A question came up recently from a couple of new RoastLog users about the way the profile curve was appearing in the RoastLogger client application. When a new user starts working with the system, the very first profile curve doesn’t initially display in a scale that makes sense.

First time RoastLogger layout

Note how the x and y scales go from 0 to 1. Huh?

It’s easy to work around this behavior but we now realize that it is not obvious how. We’re going to resolve this issue in our next build of the client application so new users will see an appropriately scaled curve from their very first roast.

These questions got me thinking about that easy workaround I mentioned above, and about how current users and those interested in using RoastLog may not be aware of the power of “staring” roasts. I should probably back up a little and provide some context for what I’m talking about first. The design of the RoastLog Inbox should be recognizable to anyone who has ever seen an email inbox, since it was designed to look like one. Instead of a list of emails, this inbox contains a search-able list of every single roast logged in a specific account.


The Inbox on roastlog.com

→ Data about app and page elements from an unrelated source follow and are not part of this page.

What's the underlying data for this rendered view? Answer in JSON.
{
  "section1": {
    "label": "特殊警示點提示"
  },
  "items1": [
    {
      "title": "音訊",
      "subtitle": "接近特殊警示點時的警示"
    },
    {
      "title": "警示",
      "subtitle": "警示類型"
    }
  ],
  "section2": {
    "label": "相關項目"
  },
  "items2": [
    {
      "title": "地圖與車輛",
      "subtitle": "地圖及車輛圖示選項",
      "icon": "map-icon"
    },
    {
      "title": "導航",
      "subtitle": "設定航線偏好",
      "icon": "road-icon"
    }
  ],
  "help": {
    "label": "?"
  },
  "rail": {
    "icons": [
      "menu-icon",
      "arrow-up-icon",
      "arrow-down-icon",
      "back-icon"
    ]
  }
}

If you want to search your inbox for all roasts of a newly arrived lot of coffee you have been working with, it’s easy to do. Say you roasted a few batches of this new coffee over the last week, and you have been diligently logging cupping notes to figure out the best profile. Using the checkboxes to the left of each roast you can compare the best results against one another to determine and refine the profile. When comparing roasts all of the profiles will be overlaid in a graph that you can zoom in on to more clearly see changes in the curve and events that you marked in the profile.  You can even do the same thing on the list of public profiles.  Go to http://roastlog.com/roasting/public/ to give it a whirl.

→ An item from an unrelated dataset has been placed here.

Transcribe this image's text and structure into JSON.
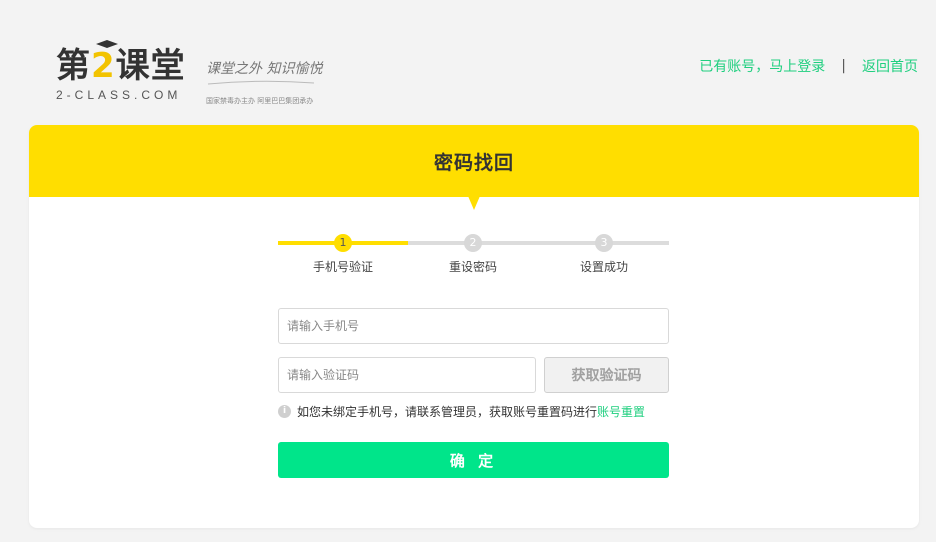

Checkboxes are all well and good, but we’re supposed to be talking about stars, right? Well, in addition to those checkboxes, there also are grayed out stars that you can click on next to every logged roast. When you activate a star the profile that is associated with that specific roast will appear on the screen within the RoastLogger client application when roasting subsequent batches of that inventory item. That’s the little workaround I was talking about; for now, new users need to star at least one roast in order to see their profiles in the appropriate scale.


Looking at a previous roast. Note how the scales make sense now.

Once you have starred one of your favorite profiles for an individual coffee, you will see that profile whenever you roast the coffee in the future. If you refine the profile at a later date you can just as easily star the new roast in order to establish a new reference profile. The most recently starred profile will be the one that appears in the client application. Finally you can repeat this process for every coffee you roast, making it easy to view the best profile for each coffee in your inventory.

Categories: Design